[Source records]
********************

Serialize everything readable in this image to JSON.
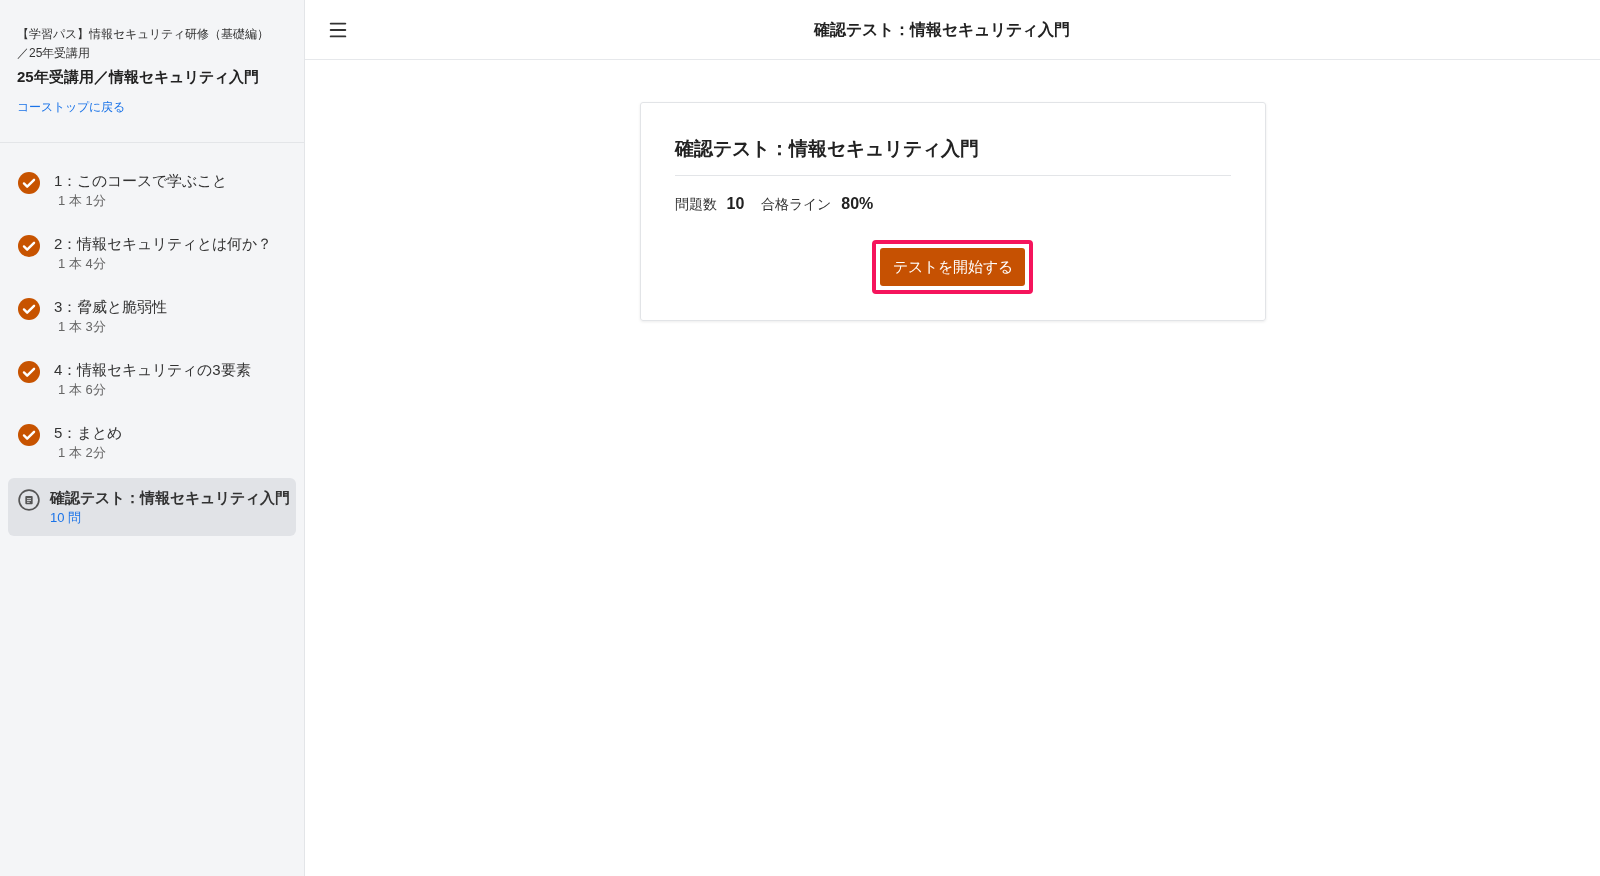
{
  "sidebar": {
    "breadcrumb": "【学習パス】情報セキュリティ研修（基礎編）／25年受講用",
    "course_title": "25年受講用／情報セキュリティ入門",
    "back_link": "コーストップに戻る",
    "items": [
      {
        "kind": "lesson",
        "title": "1：このコースで学ぶこと",
        "meta": "1 本 1分",
        "completed": true,
        "selected": false
      },
      {
        "kind": "lesson",
        "title": "2：情報セキュリティとは何か？",
        "meta": "1 本 4分",
        "completed": true,
        "selected": false
      },
      {
        "kind": "lesson",
        "title": "3：脅威と脆弱性",
        "meta": "1 本 3分",
        "completed": true,
        "selected": false
      },
      {
        "kind": "lesson",
        "title": "4：情報セキュリティの3要素",
        "meta": "1 本 6分",
        "completed": true,
        "selected": false
      },
      {
        "kind": "lesson",
        "title": "5：まとめ",
        "meta": "1 本 2分",
        "completed": true,
        "selected": false
      },
      {
        "kind": "test",
        "title": "確認テスト：情報セキュリティ入門",
        "meta": "10 問",
        "completed": false,
        "selected": true
      }
    ]
  },
  "header": {
    "title": "確認テスト：情報セキュリティ入門"
  },
  "test_card": {
    "title": "確認テスト：情報セキュリティ入門",
    "stats": [
      {
        "label": "問題数",
        "value": "10"
      },
      {
        "label": "合格ライン",
        "value": "80%"
      }
    ],
    "start_button": {
      "label": "テストを開始する",
      "highlighted": true
    }
  }
}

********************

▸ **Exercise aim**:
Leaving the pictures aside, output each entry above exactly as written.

▸ **Solution**:
Serialize everything readable in this image to JSON.
{
  "sidebar": {
    "breadcrumb": "【学習パス】情報セキュリティ研修（基礎編）／25年受講用",
    "course_title": "25年受講用／情報セキュリティ入門",
    "back_link": "コーストップに戻る",
    "items": [
      {
        "kind": "lesson",
        "title": "1：このコースで学ぶこと",
        "meta": "1 本 1分",
        "completed": true,
        "selected": false
      },
      {
        "kind": "lesson",
        "title": "2：情報セキュリティとは何か？",
        "meta": "1 本 4分",
        "completed": true,
        "selected": false
      },
      {
        "kind": "lesson",
        "title": "3：脅威と脆弱性",
        "meta": "1 本 3分",
        "completed": true,
        "selected": false
      },
      {
        "kind": "lesson",
        "title": "4：情報セキュリティの3要素",
        "meta": "1 本 6分",
        "completed": true,
        "selected": false
      },
      {
        "kind": "lesson",
        "title": "5：まとめ",
        "meta": "1 本 2分",
        "completed": true,
        "selected": false
      },
      {
        "kind": "test",
        "title": "確認テスト：情報セキュリティ入門",
        "meta": "10 問",
        "completed": false,
        "selected": true
      }
    ]
  },
  "header": {
    "title": "確認テスト：情報セキュリティ入門"
  },
  "test_card": {
    "title": "確認テスト：情報セキュリティ入門",
    "stats": [
      {
        "label": "問題数",
        "value": "10"
      },
      {
        "label": "合格ライン",
        "value": "80%"
      }
    ],
    "start_button": {
      "label": "テストを開始する",
      "highlighted": true
    }
  }
}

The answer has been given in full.